As a redeemed community, we are called out of our life of sin.  In a sense, we are called and empowered to live into Eden (God’s original intent), which means we should pursue harmony and equality between men and women.

Biblical Womanhood: A Series on the Roles of Women in Church, Home & Society

29 Nov

I am beginning a series on the issue of Biblical womanhood.  This is one of my greatest passions and I look forward to the exercise of studying the role of women in the Scripture, Church history, and the Kingdom today.  I will be looking at this argument from every imaginable aspect, thus is will take some time.  I would like to say that my intent is not to widen the gap between theological traditions.  Nor am I interested in arguing with anyone.  While disagreements and questions are certainly permitted, I will not approve comments of an unkind nature.  Similarly, I will make every attempt to be fair and gracious in my assessments.  .  My goal for this series of blog entries is to provide knowledge for my sisters and my brothers in ministry, as well as those who may be dealing with some confusion on this issue.  My voice is just one in the midst of a vibrant conversation.  In the near future, I will offer up a list of suggested books (from both perspectives), so that you may study further, if that is your desire.

I will begin by saying I have held BOTH an Egalitarian and Complementarian view in my life.  If you are unfamiliar with these terms, I will offer a basic definition (within the context of Biblical womanhood).

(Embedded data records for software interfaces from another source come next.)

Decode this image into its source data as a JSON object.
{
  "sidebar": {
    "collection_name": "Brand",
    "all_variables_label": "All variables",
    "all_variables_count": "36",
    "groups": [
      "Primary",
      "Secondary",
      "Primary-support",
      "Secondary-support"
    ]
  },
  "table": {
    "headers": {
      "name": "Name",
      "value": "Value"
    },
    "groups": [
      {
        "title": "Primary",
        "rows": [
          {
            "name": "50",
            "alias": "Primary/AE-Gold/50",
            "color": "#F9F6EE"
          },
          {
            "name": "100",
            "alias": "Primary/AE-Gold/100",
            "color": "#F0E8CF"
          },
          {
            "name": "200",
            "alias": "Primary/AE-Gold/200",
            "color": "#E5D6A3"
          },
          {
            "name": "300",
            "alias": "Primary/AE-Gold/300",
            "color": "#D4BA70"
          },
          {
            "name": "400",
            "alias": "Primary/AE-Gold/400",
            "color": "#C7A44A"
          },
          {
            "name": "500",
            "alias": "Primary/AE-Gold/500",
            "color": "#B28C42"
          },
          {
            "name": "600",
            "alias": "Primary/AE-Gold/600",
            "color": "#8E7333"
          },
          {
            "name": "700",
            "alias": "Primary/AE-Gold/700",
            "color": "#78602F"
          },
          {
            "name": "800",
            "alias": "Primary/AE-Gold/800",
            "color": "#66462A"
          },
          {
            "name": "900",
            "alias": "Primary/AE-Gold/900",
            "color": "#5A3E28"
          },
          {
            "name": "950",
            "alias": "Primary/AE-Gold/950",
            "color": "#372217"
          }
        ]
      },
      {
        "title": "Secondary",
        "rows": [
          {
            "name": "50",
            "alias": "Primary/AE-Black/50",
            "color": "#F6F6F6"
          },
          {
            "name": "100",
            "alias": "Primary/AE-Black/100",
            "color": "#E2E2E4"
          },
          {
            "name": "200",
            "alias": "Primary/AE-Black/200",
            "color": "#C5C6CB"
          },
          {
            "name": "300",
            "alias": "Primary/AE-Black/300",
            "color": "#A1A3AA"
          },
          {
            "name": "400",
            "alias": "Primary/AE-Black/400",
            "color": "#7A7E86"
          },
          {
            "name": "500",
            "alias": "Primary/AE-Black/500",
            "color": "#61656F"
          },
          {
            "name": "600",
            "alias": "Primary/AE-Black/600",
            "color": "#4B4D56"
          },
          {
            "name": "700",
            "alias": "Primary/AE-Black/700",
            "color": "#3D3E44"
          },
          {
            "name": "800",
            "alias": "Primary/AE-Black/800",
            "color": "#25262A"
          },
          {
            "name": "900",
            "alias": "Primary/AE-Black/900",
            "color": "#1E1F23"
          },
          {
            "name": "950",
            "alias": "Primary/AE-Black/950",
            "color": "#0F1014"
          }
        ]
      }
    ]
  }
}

Egalitarian:  men and women were created equally in the image of God, are equal inheritors of salvation, and are equally equipped for service in the Kingdom.  This view supports full inclusion of women in every office of the church, including elder/minister/preacher, etc.  This view can also be applied to marriage, where roles are delineated based on giftedness and passion, rather than traditional general lines.

Complementarian:  men are women are equally created in the image of God and are equal inheritors of salvation.  Men and women are both gifted for services, but not in the same roles.  Men serve as the spiritual “head” and are the only appropriate candidates for church leadership, specifically as preachers/teachers/elders.  This view has broad application.  Some church traditions feel only the role of senior pastor is closed to women, while others apply the male leadership model to all teachers (except of children and women’s groups), committee chairs, worship leaders/speakers, etc.  This view, when applied to marriage, calls for wifely submission and the leadership of the husband.

I would like to add that proponents of both the Complementarian and Egalitarian views are orthodox, Scripture reading/believing people.  It is my personal belief that the role of women, while extremely important, is not an eternal matter.  As brothers and sisters in Christ of every theological tradition, we must be willing to extend grace to one another, even when we disagree on non-eternal issues.

Thank you for your interest and participation as we seek God’s wisdom in matters of faith and practice.

Blessings, Kate